**The records:**
--

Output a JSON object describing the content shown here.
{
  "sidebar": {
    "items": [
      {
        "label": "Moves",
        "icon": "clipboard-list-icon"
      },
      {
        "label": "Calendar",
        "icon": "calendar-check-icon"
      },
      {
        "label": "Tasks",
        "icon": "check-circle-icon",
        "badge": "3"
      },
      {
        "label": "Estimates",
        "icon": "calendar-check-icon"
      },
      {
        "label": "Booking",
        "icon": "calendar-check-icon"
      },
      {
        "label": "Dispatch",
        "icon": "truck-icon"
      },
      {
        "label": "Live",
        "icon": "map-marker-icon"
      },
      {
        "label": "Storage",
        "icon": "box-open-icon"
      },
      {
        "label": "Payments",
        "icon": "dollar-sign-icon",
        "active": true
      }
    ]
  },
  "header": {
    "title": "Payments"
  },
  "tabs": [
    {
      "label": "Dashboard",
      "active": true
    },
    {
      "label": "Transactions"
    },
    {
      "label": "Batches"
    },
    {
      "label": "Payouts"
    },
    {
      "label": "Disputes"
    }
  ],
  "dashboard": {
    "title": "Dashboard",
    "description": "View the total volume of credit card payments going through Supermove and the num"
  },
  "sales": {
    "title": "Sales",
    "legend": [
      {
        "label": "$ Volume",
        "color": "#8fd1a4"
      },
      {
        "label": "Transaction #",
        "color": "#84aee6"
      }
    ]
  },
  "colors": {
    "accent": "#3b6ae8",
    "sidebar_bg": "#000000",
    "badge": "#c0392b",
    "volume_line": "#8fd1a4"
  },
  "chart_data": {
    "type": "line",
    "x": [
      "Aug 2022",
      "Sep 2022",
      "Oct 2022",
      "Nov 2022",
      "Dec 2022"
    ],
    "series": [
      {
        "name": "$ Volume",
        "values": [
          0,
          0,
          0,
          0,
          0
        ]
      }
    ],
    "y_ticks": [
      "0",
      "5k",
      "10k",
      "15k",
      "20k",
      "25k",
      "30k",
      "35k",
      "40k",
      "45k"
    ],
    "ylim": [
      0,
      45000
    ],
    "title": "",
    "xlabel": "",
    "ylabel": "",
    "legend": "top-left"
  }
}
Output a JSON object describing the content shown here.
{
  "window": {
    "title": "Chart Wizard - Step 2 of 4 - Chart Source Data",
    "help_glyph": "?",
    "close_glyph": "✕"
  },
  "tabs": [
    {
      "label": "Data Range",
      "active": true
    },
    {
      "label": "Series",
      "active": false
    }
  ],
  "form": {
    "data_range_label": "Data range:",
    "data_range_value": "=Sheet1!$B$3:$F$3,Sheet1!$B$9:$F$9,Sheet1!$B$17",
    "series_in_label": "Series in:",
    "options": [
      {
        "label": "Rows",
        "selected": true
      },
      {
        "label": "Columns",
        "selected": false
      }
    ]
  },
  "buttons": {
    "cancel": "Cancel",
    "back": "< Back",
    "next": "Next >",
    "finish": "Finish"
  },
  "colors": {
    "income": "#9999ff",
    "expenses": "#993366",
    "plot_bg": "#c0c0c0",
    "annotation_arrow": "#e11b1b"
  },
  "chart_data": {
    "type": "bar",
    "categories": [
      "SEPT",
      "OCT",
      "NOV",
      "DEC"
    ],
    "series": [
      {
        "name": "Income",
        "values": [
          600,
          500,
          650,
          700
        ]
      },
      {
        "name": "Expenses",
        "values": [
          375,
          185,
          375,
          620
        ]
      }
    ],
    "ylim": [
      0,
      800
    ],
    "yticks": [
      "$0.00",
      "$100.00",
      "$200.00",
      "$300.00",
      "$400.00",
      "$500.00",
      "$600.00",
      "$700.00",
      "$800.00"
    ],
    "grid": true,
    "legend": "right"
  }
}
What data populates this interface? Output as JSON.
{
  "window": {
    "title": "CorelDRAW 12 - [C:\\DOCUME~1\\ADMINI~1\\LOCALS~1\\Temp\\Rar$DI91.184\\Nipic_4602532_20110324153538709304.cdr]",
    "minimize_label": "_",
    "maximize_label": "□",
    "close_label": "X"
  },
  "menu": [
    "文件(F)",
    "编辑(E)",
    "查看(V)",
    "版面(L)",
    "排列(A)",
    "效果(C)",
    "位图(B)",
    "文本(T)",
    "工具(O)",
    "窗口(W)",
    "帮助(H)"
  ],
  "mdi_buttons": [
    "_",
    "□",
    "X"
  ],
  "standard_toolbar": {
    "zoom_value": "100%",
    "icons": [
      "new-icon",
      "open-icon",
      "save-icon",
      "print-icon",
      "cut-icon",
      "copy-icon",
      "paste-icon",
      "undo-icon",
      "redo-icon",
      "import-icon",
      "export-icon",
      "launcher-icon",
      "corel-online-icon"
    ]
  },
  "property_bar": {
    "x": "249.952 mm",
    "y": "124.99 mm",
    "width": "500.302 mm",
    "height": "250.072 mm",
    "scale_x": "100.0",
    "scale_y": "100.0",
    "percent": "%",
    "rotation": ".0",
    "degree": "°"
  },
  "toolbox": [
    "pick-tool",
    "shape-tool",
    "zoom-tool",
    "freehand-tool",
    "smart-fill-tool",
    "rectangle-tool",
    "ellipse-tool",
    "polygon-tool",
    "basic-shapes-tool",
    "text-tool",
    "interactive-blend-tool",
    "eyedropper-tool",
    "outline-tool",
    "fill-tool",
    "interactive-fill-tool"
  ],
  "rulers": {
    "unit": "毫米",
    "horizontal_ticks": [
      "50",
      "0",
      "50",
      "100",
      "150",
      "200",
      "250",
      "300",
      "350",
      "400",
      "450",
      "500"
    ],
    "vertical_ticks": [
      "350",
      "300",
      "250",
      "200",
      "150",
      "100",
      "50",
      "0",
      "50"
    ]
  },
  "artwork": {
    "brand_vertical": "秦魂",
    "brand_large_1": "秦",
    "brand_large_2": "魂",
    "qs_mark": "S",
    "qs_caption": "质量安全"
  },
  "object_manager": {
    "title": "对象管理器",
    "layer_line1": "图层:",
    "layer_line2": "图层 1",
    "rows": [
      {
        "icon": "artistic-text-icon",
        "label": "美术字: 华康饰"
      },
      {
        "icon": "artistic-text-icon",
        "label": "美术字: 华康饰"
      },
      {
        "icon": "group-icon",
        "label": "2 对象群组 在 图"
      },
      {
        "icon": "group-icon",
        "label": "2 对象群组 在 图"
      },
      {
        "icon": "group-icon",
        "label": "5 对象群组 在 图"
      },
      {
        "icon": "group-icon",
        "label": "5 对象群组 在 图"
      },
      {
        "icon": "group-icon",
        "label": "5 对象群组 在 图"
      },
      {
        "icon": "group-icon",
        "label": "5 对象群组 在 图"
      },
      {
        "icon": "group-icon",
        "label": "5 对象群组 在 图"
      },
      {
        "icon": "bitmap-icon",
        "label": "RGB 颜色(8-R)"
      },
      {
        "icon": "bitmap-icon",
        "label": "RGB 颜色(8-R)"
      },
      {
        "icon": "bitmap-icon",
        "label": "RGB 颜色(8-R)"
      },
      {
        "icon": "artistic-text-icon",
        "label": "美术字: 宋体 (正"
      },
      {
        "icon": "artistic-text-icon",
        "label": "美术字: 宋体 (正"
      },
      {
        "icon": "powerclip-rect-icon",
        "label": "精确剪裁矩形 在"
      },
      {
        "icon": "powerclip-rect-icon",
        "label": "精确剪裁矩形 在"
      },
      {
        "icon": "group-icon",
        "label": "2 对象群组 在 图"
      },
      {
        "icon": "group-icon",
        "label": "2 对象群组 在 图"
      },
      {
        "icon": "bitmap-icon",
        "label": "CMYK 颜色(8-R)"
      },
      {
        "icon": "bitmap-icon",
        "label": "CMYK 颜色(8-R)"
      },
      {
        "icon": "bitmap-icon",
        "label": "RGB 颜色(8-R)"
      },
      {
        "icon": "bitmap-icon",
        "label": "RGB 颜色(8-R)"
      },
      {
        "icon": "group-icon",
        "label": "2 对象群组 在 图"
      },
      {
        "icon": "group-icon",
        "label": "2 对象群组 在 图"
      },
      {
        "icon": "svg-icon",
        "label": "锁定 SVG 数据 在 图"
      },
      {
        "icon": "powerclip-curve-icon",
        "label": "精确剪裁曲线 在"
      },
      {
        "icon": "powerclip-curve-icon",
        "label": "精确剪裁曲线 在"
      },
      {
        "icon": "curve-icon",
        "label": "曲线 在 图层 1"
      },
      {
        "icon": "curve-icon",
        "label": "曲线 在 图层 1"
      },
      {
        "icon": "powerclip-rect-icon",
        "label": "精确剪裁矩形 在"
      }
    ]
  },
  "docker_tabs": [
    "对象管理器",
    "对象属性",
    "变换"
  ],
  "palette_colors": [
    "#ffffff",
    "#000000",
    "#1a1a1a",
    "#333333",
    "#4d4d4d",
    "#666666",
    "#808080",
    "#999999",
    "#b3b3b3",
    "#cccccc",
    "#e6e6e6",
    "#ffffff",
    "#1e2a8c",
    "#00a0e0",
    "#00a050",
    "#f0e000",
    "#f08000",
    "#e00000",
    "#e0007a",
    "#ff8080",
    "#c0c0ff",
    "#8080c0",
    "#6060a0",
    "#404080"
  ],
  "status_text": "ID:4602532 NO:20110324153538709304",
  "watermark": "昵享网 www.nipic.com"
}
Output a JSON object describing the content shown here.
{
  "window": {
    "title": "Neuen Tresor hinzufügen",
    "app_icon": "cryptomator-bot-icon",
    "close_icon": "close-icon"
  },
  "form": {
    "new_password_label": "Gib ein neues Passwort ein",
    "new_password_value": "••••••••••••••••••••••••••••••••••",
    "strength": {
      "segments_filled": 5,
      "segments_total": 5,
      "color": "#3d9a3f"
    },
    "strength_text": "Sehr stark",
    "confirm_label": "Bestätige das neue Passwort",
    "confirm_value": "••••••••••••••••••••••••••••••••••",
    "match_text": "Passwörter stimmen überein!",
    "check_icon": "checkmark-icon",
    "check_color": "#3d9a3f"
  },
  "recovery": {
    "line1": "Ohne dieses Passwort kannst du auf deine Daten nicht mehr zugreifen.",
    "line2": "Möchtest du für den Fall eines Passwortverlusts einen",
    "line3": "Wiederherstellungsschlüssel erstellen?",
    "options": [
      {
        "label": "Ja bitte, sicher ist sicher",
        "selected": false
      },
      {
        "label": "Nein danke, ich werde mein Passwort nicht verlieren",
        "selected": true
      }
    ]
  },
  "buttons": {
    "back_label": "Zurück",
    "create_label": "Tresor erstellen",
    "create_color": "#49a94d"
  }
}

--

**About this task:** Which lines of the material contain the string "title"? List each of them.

**Reply to the task:**
    "title": "Payments"
    "title": "Dashboard",
    "title": "Sales",
    "title": "",
    "title": "Chart Wizard - Step 2 of 4 - Chart Source Data",
    "title": "CorelDRAW 12 - [C:\\DOCUME~1\\ADMINI~1\\LOCALS~1\\Temp\\Rar$DI91.184\\Nipic_4602532_20110324153538709304.cdr]",
    "title": "对象管理器",
    "title": "Neuen Tresor hinzufügen",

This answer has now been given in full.